This weekend, Activision organized a Call of Duty tournament, and the best competitive player was glaringly missing from the roster. Doug “Censor” Martin said in a now-deleted tweet that the publisher had prevented him from participating in Fortune’s Keep because he had “harassed [Nadia Amine].” The verdict is most likely in reference to a recent incident in which Martin broadcast a phony marriage proposal to her.
Activision is hosting an official competition for Call of Duty League Resurgence: Fortune’s Keep. It’s an open tournament where anybody may sign up to fight against pros for a chance to earn money from a $100,000 prize pool. Activision also recruited big esports celebrities such as Andrew “Biffle” Diaz, Joshua “Mayappo” Uriah, and Jordan “Huskerrs” Thomas to compete on October 15 and 16.
Nadia Amine is one of Twitch’s fastest growing Call of Duty streamers right now, and she’s gotten a lot of attention for all the wrong reasons. The Call of Duty community can’t stop accusing her of cheating in Warzone.
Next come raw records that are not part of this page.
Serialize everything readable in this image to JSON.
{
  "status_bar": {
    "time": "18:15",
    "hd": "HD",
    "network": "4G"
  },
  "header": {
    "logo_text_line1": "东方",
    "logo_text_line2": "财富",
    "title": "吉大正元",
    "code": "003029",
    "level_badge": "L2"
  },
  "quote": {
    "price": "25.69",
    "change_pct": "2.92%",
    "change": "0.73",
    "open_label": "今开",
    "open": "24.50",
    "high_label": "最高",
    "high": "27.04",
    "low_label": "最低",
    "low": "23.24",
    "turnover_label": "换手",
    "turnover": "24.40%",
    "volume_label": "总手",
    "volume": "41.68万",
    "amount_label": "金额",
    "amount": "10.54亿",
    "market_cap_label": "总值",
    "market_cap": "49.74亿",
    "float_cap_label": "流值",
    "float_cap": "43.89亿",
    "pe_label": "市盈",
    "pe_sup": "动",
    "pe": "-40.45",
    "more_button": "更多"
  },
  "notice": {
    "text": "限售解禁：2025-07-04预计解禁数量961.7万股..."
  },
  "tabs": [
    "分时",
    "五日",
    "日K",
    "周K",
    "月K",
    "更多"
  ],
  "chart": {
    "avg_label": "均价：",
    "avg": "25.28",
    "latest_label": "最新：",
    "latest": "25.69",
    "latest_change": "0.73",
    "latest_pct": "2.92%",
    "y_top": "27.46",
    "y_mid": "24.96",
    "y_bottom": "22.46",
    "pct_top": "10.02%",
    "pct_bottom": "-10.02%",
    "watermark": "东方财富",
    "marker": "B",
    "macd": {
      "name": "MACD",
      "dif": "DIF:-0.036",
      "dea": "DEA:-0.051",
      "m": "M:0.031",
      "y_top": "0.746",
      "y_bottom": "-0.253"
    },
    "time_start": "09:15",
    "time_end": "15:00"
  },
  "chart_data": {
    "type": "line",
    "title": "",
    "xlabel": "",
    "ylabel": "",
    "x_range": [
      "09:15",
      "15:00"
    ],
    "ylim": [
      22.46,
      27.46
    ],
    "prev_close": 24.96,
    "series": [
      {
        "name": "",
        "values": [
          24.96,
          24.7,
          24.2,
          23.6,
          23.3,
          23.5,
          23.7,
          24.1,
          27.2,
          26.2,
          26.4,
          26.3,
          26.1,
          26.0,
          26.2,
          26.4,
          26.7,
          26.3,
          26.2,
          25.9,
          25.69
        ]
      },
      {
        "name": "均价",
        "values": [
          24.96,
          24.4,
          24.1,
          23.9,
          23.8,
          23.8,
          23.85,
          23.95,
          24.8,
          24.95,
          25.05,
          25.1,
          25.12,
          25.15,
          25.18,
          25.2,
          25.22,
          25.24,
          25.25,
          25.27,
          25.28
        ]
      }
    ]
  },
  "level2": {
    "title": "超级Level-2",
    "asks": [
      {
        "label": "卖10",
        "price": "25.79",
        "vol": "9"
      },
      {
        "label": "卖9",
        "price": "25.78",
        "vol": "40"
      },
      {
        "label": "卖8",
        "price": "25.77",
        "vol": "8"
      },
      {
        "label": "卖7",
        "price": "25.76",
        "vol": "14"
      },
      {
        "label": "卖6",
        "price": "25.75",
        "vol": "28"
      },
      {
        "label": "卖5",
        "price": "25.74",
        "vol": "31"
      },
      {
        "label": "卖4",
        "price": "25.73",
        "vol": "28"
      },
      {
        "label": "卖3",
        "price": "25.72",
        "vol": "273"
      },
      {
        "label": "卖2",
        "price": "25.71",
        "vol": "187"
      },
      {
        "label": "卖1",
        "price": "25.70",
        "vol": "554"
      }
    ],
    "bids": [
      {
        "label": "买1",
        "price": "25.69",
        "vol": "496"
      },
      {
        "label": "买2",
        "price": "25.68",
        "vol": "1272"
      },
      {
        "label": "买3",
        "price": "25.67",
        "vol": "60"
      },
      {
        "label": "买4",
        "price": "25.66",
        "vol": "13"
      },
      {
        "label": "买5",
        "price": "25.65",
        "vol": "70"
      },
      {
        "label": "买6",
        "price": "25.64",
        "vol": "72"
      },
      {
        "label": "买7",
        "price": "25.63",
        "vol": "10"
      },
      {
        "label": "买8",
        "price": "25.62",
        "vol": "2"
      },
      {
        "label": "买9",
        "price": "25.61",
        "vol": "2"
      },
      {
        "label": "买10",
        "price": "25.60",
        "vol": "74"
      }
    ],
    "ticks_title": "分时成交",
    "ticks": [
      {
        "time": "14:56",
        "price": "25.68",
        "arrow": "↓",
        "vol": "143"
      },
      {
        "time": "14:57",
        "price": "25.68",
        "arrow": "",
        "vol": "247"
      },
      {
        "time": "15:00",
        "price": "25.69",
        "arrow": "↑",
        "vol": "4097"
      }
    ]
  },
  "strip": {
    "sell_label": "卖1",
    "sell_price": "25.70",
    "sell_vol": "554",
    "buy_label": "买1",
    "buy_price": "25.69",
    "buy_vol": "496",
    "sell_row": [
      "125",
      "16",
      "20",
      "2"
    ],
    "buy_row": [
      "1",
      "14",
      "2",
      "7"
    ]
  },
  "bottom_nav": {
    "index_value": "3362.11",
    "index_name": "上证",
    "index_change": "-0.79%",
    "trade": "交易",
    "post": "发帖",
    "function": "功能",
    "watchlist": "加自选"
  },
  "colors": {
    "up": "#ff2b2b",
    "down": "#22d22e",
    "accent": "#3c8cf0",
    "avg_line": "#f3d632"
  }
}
When Martin declared that he would reveal cheats in Vanguard, the community put Amine into his sights. It was a stretch since Warzone and Vanguard are two very different games.
Martin answered in the most impolite manner imaginable. Despite mentioning Amine in multiple tweets leading up to the video, he produced a video stating that he wasn’t attempting to expose her. Instead of ending the video there, he filmed a phony marriage proposal to her. The prank was panned by the CoD community, and it seemed that Activision was not thrilled either.
Martin claimed in a now-deleted tweet that he was barred from Fortune’s Keep for “harassing” Amine, who had played in the event. “To be honest, I find it very hysterical,” he wrote. Kotaku reached out to Martin and Activision for clarification, but neither responded by the time this article was published.